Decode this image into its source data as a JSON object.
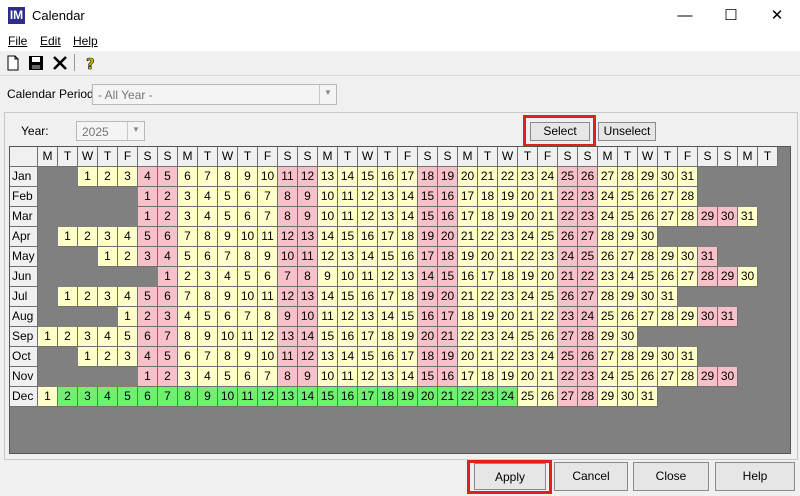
{
  "window": {
    "title": "Calendar",
    "icon": "IM",
    "minimize": "—",
    "maximize": "☐",
    "close": "✕"
  },
  "menu": [
    "File",
    "Edit",
    "Help"
  ],
  "toolbar": [
    "new-icon",
    "save-icon",
    "delete-icon",
    "help-icon"
  ],
  "period": {
    "label": "Calendar Period:",
    "value": "- All Year -"
  },
  "year": {
    "label": "Year:",
    "value": "2025"
  },
  "buttons": {
    "select": "Select",
    "unselect": "Unselect",
    "apply": "Apply",
    "cancel": "Cancel",
    "close": "Close",
    "help": "Help"
  },
  "weekday_headers": [
    "M",
    "T",
    "W",
    "T",
    "F",
    "S",
    "S",
    "M",
    "T",
    "W",
    "T",
    "F",
    "S",
    "S",
    "M",
    "T",
    "W",
    "T",
    "F",
    "S",
    "S",
    "M",
    "T",
    "W",
    "T",
    "F",
    "S",
    "S",
    "M",
    "T",
    "W",
    "T",
    "F",
    "S",
    "S",
    "M",
    "T"
  ],
  "months": [
    {
      "name": "Jan",
      "start": 2,
      "days": 31,
      "selected": []
    },
    {
      "name": "Feb",
      "start": 5,
      "days": 28,
      "selected": []
    },
    {
      "name": "Mar",
      "start": 5,
      "days": 31,
      "selected": []
    },
    {
      "name": "Apr",
      "start": 1,
      "days": 30,
      "selected": []
    },
    {
      "name": "May",
      "start": 3,
      "days": 31,
      "selected": []
    },
    {
      "name": "Jun",
      "start": 6,
      "days": 30,
      "selected": []
    },
    {
      "name": "Jul",
      "start": 1,
      "days": 31,
      "selected": []
    },
    {
      "name": "Aug",
      "start": 4,
      "days": 31,
      "selected": []
    },
    {
      "name": "Sep",
      "start": 0,
      "days": 30,
      "selected": []
    },
    {
      "name": "Oct",
      "start": 2,
      "days": 31,
      "selected": []
    },
    {
      "name": "Nov",
      "start": 5,
      "days": 30,
      "selected": []
    },
    {
      "name": "Dec",
      "start": 0,
      "days": 31,
      "selected": [
        2,
        3,
        4,
        5,
        6,
        7,
        8,
        9,
        10,
        11,
        12,
        13,
        14,
        15,
        16,
        17,
        18,
        19,
        20,
        21,
        22,
        23,
        24
      ]
    }
  ],
  "colors": {
    "weekday": "#ffffc8",
    "weekend": "#f8c0c8",
    "selected": "#70f070",
    "empty": "#808080",
    "highlight": "#e02020"
  }
}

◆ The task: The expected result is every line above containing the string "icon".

◆ Result for this exercise:
    "icon": "IM",
    "new-icon",
    "save-icon",
    "delete-icon",
    "help-icon"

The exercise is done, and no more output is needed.